Political Implications and Future Strategies: UTM’s Absence at Vice President Michael Usi’s Inauguration

By Burnett Munthali

The absence of UTM (United Transformation Movement) officials and party members during the inauguration of Dr. Michael Usi as Vice President of Malawi has sparked significant political discourse and raised questions about internal party dynamics and strategic decisions within the Tonse Alliance. This article explores the implications of this absence and proposes potential strategies for UTM moving forward.

Political Implications:

Firstly, the absence of UTM officials suggests potential internal divisions or discontent within the party. It may reflect disagreements over strategic alliances, leadership roles, or the distribution of political influence within the Tonse Alliance. This absence could indicate a need for UTM to address internal cohesion and resolve any underlying issues to present a unified front to the public.

Secondly, political parties are judged not only by their policies but also by their unity and coherence. The absence of UTM members at such a significant national event could be perceived negatively by the public, potentially eroding trust and support. It may convey a message of disunity or lack of commitment to the collective governance agenda of the Tonse Alliance, which could impact UTM’s credibility among voters.

Thirdly, the absence might strain relations between UTM and its allies within the Tonse Alliance, particularly the MCP (Malawi Congress Party). It could lead to speculation about the stability and longevity of the alliance, raising questions about UTM’s future role and influence in the coalition government. Effective communication and reconciliation efforts are crucial to maintaining productive relationships and ensuring effective governance.

Vice President Usi

Way Forward:

UTM leadership should prioritize internal dialogue and reconciliation to address any grievances or disagreements among party members. Transparent communication and inclusive decision-making processes can help rebuild unity and trust within the party.

UTM needs to engage proactively with the public and media to clarify its stance and commitment to national governance and unity. Public outreach campaigns, press statements, and public appearances by party leaders can help mitigate negative perceptions and reaffirm UTM’s dedication to its political agenda.

It is essential for UTM to reaffirm its commitment to the Tonse Alliance while asserting its role and contributions within the coalition. Strengthening alliances with coalition partners, particularly through constructive engagement and support for shared governance objectives, can enhance UTM’s political influence and effectiveness within the government.

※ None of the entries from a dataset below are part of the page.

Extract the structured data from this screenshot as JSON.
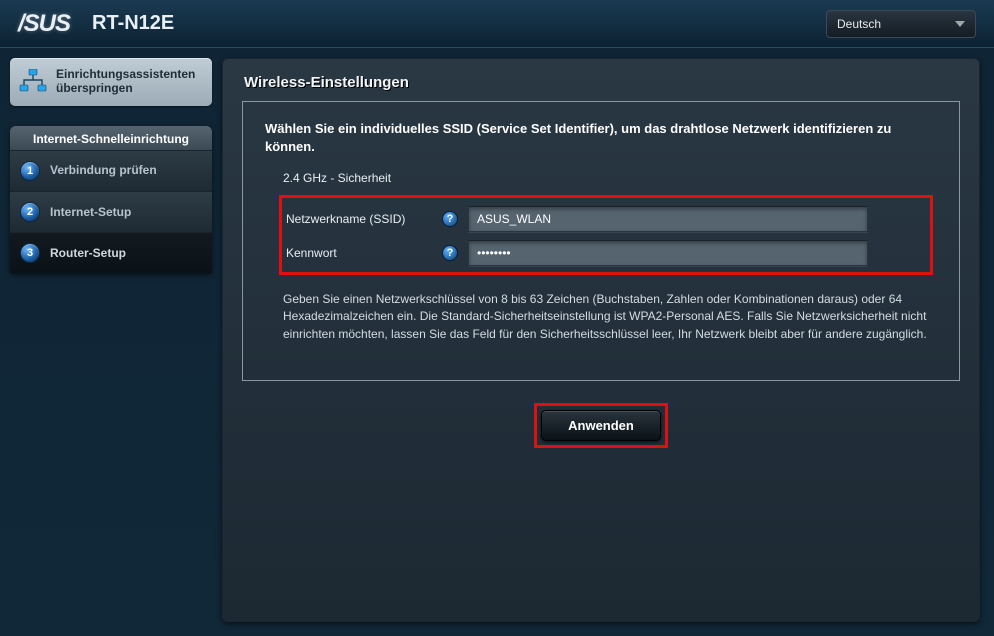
{
  "header": {
    "brand": "/SUS",
    "model": "RT-N12E",
    "language": "Deutsch"
  },
  "sidebar": {
    "skip_label": "Einrichtungsassistenten überspringen",
    "wizard_title": "Internet-Schnelleinrichtung",
    "steps": [
      {
        "num": "1",
        "label": "Verbindung prüfen",
        "active": false
      },
      {
        "num": "2",
        "label": "Internet-Setup",
        "active": false
      },
      {
        "num": "3",
        "label": "Router-Setup",
        "active": true
      }
    ]
  },
  "panel": {
    "title": "Wireless-Einstellungen",
    "intro": "Wählen Sie ein individuelles SSID (Service Set Identifier), um das drahtlose Netzwerk identifizieren zu können.",
    "section_label": "2.4 GHz - Sicherheit",
    "ssid_label": "Netzwerkname (SSID)",
    "ssid_value": "ASUS_WLAN",
    "password_label": "Kennwort",
    "password_value": "••••••••",
    "description": "Geben Sie einen Netzwerkschlüssel von 8 bis 63 Zeichen (Buchstaben, Zahlen oder Kombinationen daraus) oder 64 Hexadezimalzeichen ein. Die Standard-Sicherheitseinstellung ist WPA2-Personal AES. Falls Sie Netzwerksicherheit nicht einrichten möchten, lassen Sie das Feld für den Sicherheitsschlüssel leer, Ihr Netzwerk bleibt aber für andere zugänglich.",
    "apply_label": "Anwenden"
  },
  "colors": {
    "highlight": "#e01010",
    "accent": "#1a5a9e"
  }
}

UTM should develop a robust long-term strategy that aligns with its core values and policy priorities. This strategy should include clear objectives for governance, economic development, social justice, and anti-corruption efforts, reinforcing UTM’s identity and relevance in Malawi’s political landscape.

In conclusion, the absence of UTM officials at Vice President Michael Usi’s inauguration has underscored the complexities and challenges of coalition politics in Malawi. Moving forward, UTM must focus on internal unity, public trust-building, and strategic alignment within the Tonse Alliance to effectively contribute to national development and maintain its political standing. By addressing internal dynamics and reaffirming its commitment to governance, UTM can navigate these challenges and emerge stronger in pursuit of its transformative agenda for Malawi.